What to produce - Search the listing below for the word "common" and return each line that contains it.
(Dataset)
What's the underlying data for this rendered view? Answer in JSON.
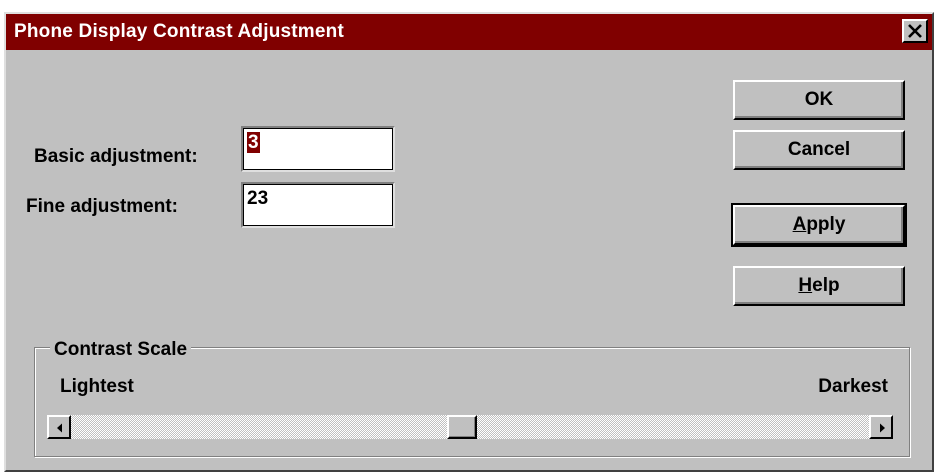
{
  "window": {
    "title": "Phone Display Contrast Adjustment"
  },
  "fields": {
    "basic": {
      "label": "Basic adjustment:",
      "value": "3"
    },
    "fine": {
      "label": "Fine adjustment:",
      "value": "23"
    }
  },
  "buttons": {
    "ok": {
      "label": "OK"
    },
    "cancel": {
      "label": "Cancel"
    },
    "apply": {
      "mnemonic": "A",
      "rest": "pply"
    },
    "help": {
      "mnemonic": "H",
      "rest": "elp"
    }
  },
  "contrast_scale": {
    "title": "Contrast Scale",
    "min_label": "Lightest",
    "max_label": "Darkest",
    "position_fraction": 0.49
  },
  "colors": {
    "titlebar": "#800000",
    "face": "#c0c0c0",
    "selection": "#800000"
  },
  "icons": {
    "close": "close-x-icon",
    "scroll_left": "left-arrow-icon",
    "scroll_right": "right-arrow-icon"
  }
}
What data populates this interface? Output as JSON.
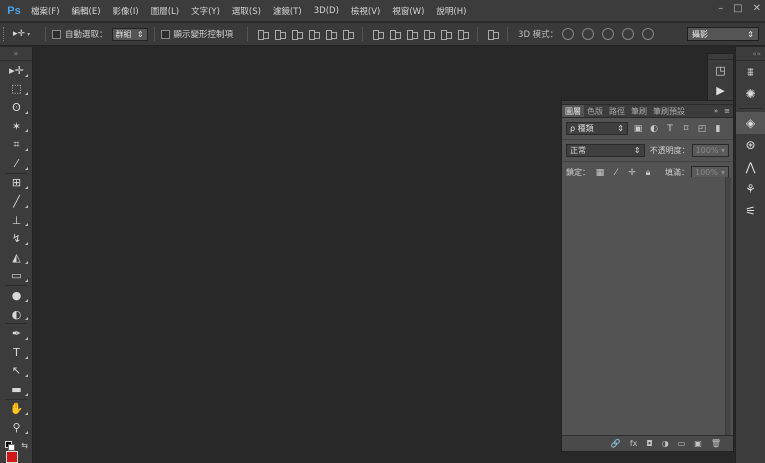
{
  "app": {
    "logo": "Ps",
    "menu": [
      "檔案(F)",
      "編輯(E)",
      "影像(I)",
      "圖層(L)",
      "文字(Y)",
      "選取(S)",
      "濾鏡(T)",
      "3D(D)",
      "檢視(V)",
      "視窗(W)",
      "說明(H)"
    ],
    "window_controls": [
      "–",
      "□",
      "✕"
    ]
  },
  "options_bar": {
    "auto_select_label": "自動選取：",
    "auto_select_value": "群組",
    "show_transform_label": "顯示變形控制項",
    "mode3d_label": "3D 模式：",
    "workspace_value": "攝影"
  },
  "tools": [
    {
      "name": "move-tool",
      "glyph": "▸✛"
    },
    {
      "name": "marquee-tool",
      "glyph": "⬚"
    },
    {
      "name": "lasso-tool",
      "glyph": "ʘ"
    },
    {
      "name": "magic-wand-tool",
      "glyph": "✶"
    },
    {
      "name": "crop-tool",
      "glyph": "⌗"
    },
    {
      "name": "eyedropper-tool",
      "glyph": "⁄"
    },
    {
      "name": "healing-brush-tool",
      "glyph": "⊞"
    },
    {
      "name": "brush-tool",
      "glyph": "╱"
    },
    {
      "name": "clone-stamp-tool",
      "glyph": "⊥"
    },
    {
      "name": "history-brush-tool",
      "glyph": "↯"
    },
    {
      "name": "eraser-tool",
      "glyph": "◭"
    },
    {
      "name": "gradient-tool",
      "glyph": "▭"
    },
    {
      "name": "blur-tool",
      "glyph": "●"
    },
    {
      "name": "dodge-tool",
      "glyph": "◐"
    },
    {
      "name": "pen-tool",
      "glyph": "✒"
    },
    {
      "name": "type-tool",
      "glyph": "T"
    },
    {
      "name": "path-selection-tool",
      "glyph": "↖"
    },
    {
      "name": "shape-tool",
      "glyph": "▬"
    },
    {
      "name": "hand-tool",
      "glyph": "✋"
    },
    {
      "name": "zoom-tool",
      "glyph": "⚲"
    }
  ],
  "colors": {
    "foreground": "#d01818",
    "background": "#ffffff"
  },
  "layers_panel": {
    "tabs": [
      "圖層",
      "色版",
      "路徑",
      "筆刷",
      "筆刷預設"
    ],
    "filter_label": "ρ 種類",
    "blend_mode": "正常",
    "opacity_label": "不透明度：",
    "opacity_value": "100%",
    "lock_label": "鎖定：",
    "fill_label": "填滿：",
    "fill_value": "100%",
    "footer_icons": [
      "🔗",
      "fx",
      "◘",
      "◑",
      "▭",
      "▣",
      "🗑"
    ]
  }
}
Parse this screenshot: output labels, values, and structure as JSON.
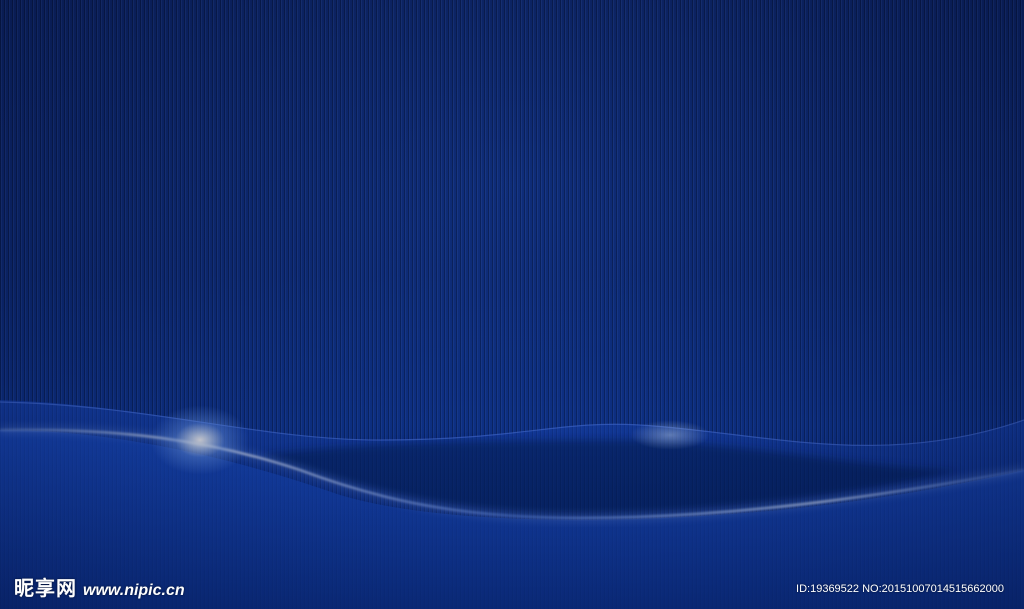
{
  "colors": {
    "background": "#0c2b78",
    "wave_highlight": "#cfe2ff",
    "flare": "#ffffff"
  },
  "watermark": {
    "logo_cn": "昵享网",
    "logo_url": "www.nipic.cn",
    "id_text": "ID:19369522 NO:20151007014515662000"
  }
}
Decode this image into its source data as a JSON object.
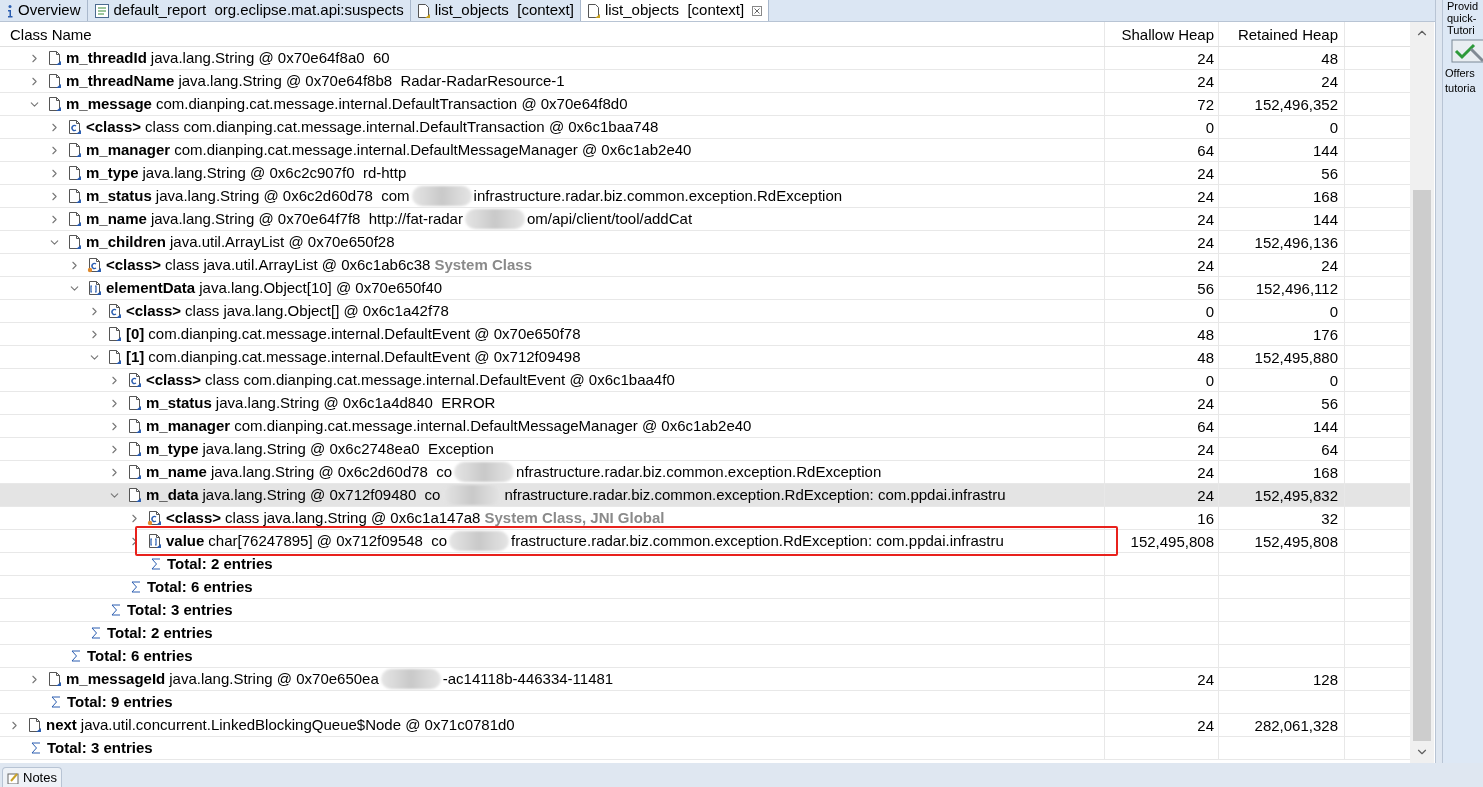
{
  "tabs": [
    {
      "label": "Overview",
      "selected": false
    },
    {
      "label": "default_report  org.eclipse.mat.api:suspects",
      "selected": false
    },
    {
      "label": "list_objects  [context]",
      "selected": false
    },
    {
      "label": "list_objects  [context]",
      "selected": true
    }
  ],
  "columns": [
    "Class Name",
    "Shallow Heap",
    "Retained Heap"
  ],
  "tree": [
    {
      "children": [
        {
          "kind": "field",
          "name": "m_threadId",
          "value": "java.lang.String @ 0x70e64f8a0  60",
          "shallow": "24",
          "retained": "48",
          "expanded": false,
          "selected": false
        },
        {
          "kind": "field",
          "name": "m_threadName",
          "value": "java.lang.String @ 0x70e64f8b8  Radar-RadarResource-1",
          "shallow": "24",
          "retained": "24",
          "expanded": false,
          "selected": false
        },
        {
          "kind": "field",
          "name": "m_message",
          "value": "com.dianping.cat.message.internal.DefaultTransaction @ 0x70e64f8d0",
          "shallow": "72",
          "retained": "152,496,352",
          "expanded": true,
          "selected": false,
          "children": [
            {
              "kind": "class",
              "name": "<class>",
              "value": "class com.dianping.cat.message.internal.DefaultTransaction @ 0x6c1baa748",
              "shallow": "0",
              "retained": "0",
              "expanded": false,
              "selected": false
            },
            {
              "kind": "field",
              "name": "m_manager",
              "value": "com.dianping.cat.message.internal.DefaultMessageManager @ 0x6c1ab2e40",
              "shallow": "64",
              "retained": "144",
              "expanded": false,
              "selected": false
            },
            {
              "kind": "field",
              "name": "m_type",
              "value": "java.lang.String @ 0x6c2c907f0  rd-http",
              "shallow": "24",
              "retained": "56",
              "expanded": false,
              "selected": false
            },
            {
              "kind": "field",
              "name": "m_status",
              "value": "java.lang.String @ 0x6c2d60d78  com",
              "value_tail": "infrastructure.radar.biz.common.exception.RdException",
              "shallow": "24",
              "retained": "168",
              "expanded": false,
              "selected": false
            },
            {
              "kind": "field",
              "name": "m_name",
              "value": "java.lang.String @ 0x70e64f7f8  http://fat-radar",
              "value_tail": "om/api/client/tool/addCat",
              "shallow": "24",
              "retained": "144",
              "expanded": false,
              "selected": false
            },
            {
              "kind": "field",
              "name": "m_children",
              "value": "java.util.ArrayList @ 0x70e650f28",
              "shallow": "24",
              "retained": "152,496,136",
              "expanded": true,
              "selected": false,
              "children": [
                {
                  "kind": "class",
                  "root": true,
                  "name": "<class>",
                  "value": "class java.util.ArrayList @ 0x6c1ab6c38",
                  "note": "System Class",
                  "shallow": "24",
                  "retained": "24",
                  "expanded": false,
                  "selected": false
                },
                {
                  "kind": "array",
                  "name": "elementData",
                  "value": "java.lang.Object[10] @ 0x70e650f40",
                  "shallow": "56",
                  "retained": "152,496,112",
                  "expanded": true,
                  "selected": false,
                  "children": [
                    {
                      "kind": "class",
                      "name": "<class>",
                      "value": "class java.lang.Object[] @ 0x6c1a42f78",
                      "shallow": "0",
                      "retained": "0",
                      "expanded": false,
                      "selected": false
                    },
                    {
                      "kind": "field",
                      "name": "[0]",
                      "value": "com.dianping.cat.message.internal.DefaultEvent @ 0x70e650f78",
                      "shallow": "48",
                      "retained": "176",
                      "expanded": false,
                      "selected": false
                    },
                    {
                      "kind": "field",
                      "name": "[1]",
                      "value": "com.dianping.cat.message.internal.DefaultEvent @ 0x712f09498",
                      "shallow": "48",
                      "retained": "152,495,880",
                      "expanded": true,
                      "selected": false,
                      "children": [
                        {
                          "kind": "class",
                          "name": "<class>",
                          "value": "class com.dianping.cat.message.internal.DefaultEvent @ 0x6c1baa4f0",
                          "shallow": "0",
                          "retained": "0",
                          "expanded": false,
                          "selected": false
                        },
                        {
                          "kind": "field",
                          "name": "m_status",
                          "value": "java.lang.String @ 0x6c1a4d840  ERROR",
                          "shallow": "24",
                          "retained": "56",
                          "expanded": false,
                          "selected": false
                        },
                        {
                          "kind": "field",
                          "name": "m_manager",
                          "value": "com.dianping.cat.message.internal.DefaultMessageManager @ 0x6c1ab2e40",
                          "shallow": "64",
                          "retained": "144",
                          "expanded": false,
                          "selected": false
                        },
                        {
                          "kind": "field",
                          "name": "m_type",
                          "value": "java.lang.String @ 0x6c2748ea0  Exception",
                          "shallow": "24",
                          "retained": "64",
                          "expanded": false,
                          "selected": false
                        },
                        {
                          "kind": "field",
                          "name": "m_name",
                          "value": "java.lang.String @ 0x6c2d60d78  co",
                          "value_tail": "nfrastructure.radar.biz.common.exception.RdException",
                          "shallow": "24",
                          "retained": "168",
                          "expanded": false,
                          "selected": false
                        },
                        {
                          "kind": "field",
                          "name": "m_data",
                          "value": "java.lang.String @ 0x712f09480  co",
                          "value_tail": "nfrastructure.radar.biz.common.exception.RdException: com.ppdai.infrastru",
                          "shallow": "24",
                          "retained": "152,495,832",
                          "expanded": true,
                          "selected": true,
                          "children": [
                            {
                              "kind": "class",
                              "root": true,
                              "name": "<class>",
                              "value": "class java.lang.String @ 0x6c1a147a8",
                              "note": "System Class, JNI Global",
                              "shallow": "16",
                              "retained": "32",
                              "expanded": false,
                              "selected": false
                            },
                            {
                              "kind": "array",
                              "outlined": true,
                              "name": "value",
                              "value": "char[76247895] @ 0x712f09548  co",
                              "value_tail": "frastructure.radar.biz.common.exception.RdException: com.ppdai.infrastru",
                              "shallow": "152,495,808",
                              "retained": "152,495,808",
                              "expanded": false,
                              "selected": false
                            },
                            {
                              "kind": "total",
                              "name": "Total: 2 entries"
                            }
                          ]
                        },
                        {
                          "kind": "total",
                          "name": "Total: 6 entries"
                        }
                      ]
                    },
                    {
                      "kind": "total",
                      "name": "Total: 3 entries"
                    }
                  ]
                },
                {
                  "kind": "total",
                  "name": "Total: 2 entries"
                }
              ]
            },
            {
              "kind": "total",
              "name": "Total: 6 entries"
            }
          ]
        },
        {
          "kind": "field",
          "name": "m_messageId",
          "value": "java.lang.String @ 0x70e650ea",
          "value_tail": "-ac14118b-446334-11481",
          "shallow": "24",
          "retained": "128",
          "expanded": false,
          "selected": false
        },
        {
          "kind": "total",
          "name": "Total: 9 entries"
        }
      ]
    },
    {
      "kind": "field",
      "name": "next",
      "value": "java.util.concurrent.LinkedBlockingQueue$Node @ 0x71c0781d0",
      "shallow": "24",
      "retained": "282,061,328",
      "expanded": false,
      "selected": false
    },
    {
      "kind": "total",
      "name": "Total: 3 entries"
    }
  ],
  "side_panel": {
    "lines_top": [
      "Provid",
      "quick-",
      "Tutori"
    ],
    "lines_bottom": [
      "Offers",
      "tutoria"
    ]
  },
  "bottom_tab": {
    "label": "Notes"
  }
}
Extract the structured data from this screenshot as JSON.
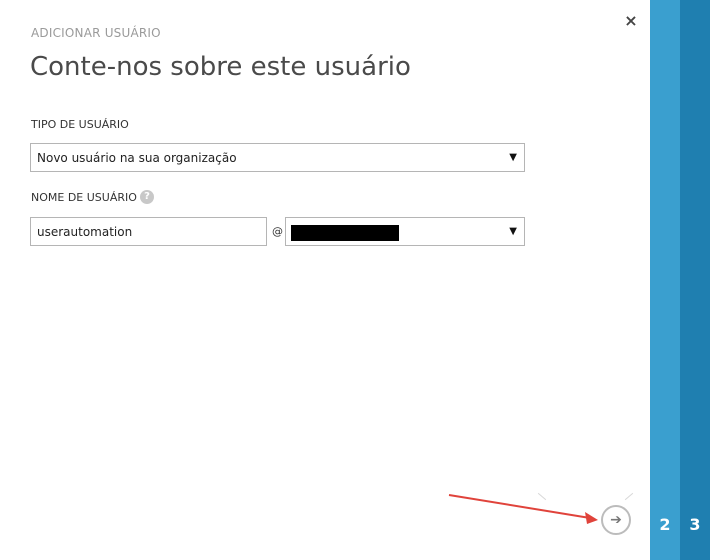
{
  "dialog": {
    "overline": "ADICIONAR USUÁRIO",
    "title": "Conte-nos sobre este usuário",
    "close_label": "×"
  },
  "form": {
    "user_type": {
      "label": "TIPO DE USUÁRIO",
      "selected_value": "Novo usuário na sua organização"
    },
    "user_name": {
      "label": "NOME DE USUÁRIO",
      "help_glyph": "?",
      "value": "userautomation",
      "at_sign": "@"
    },
    "domain": {
      "selected_value": ""
    }
  },
  "footer": {
    "next_icon": "arrow-right-icon",
    "next_glyph": "➔"
  },
  "steps": [
    {
      "number": "2"
    },
    {
      "number": "3"
    }
  ],
  "colors": {
    "step_2": "#3a9fcf",
    "step_3": "#1f7fb0",
    "annotation_arrow": "#e0433b"
  }
}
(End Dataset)
Exercise result -
              "value_tail": "infrastructure.radar.biz.common.exception.RdException",
                          "value_tail": "nfrastructure.radar.biz.common.exception.RdException",
                          "value_tail": "nfrastructure.radar.biz.common.exception.RdException: com.ppdai.infrastru",
                              "value_tail": "frastructure.radar.biz.common.exception.RdException: com.ppdai.infrastru",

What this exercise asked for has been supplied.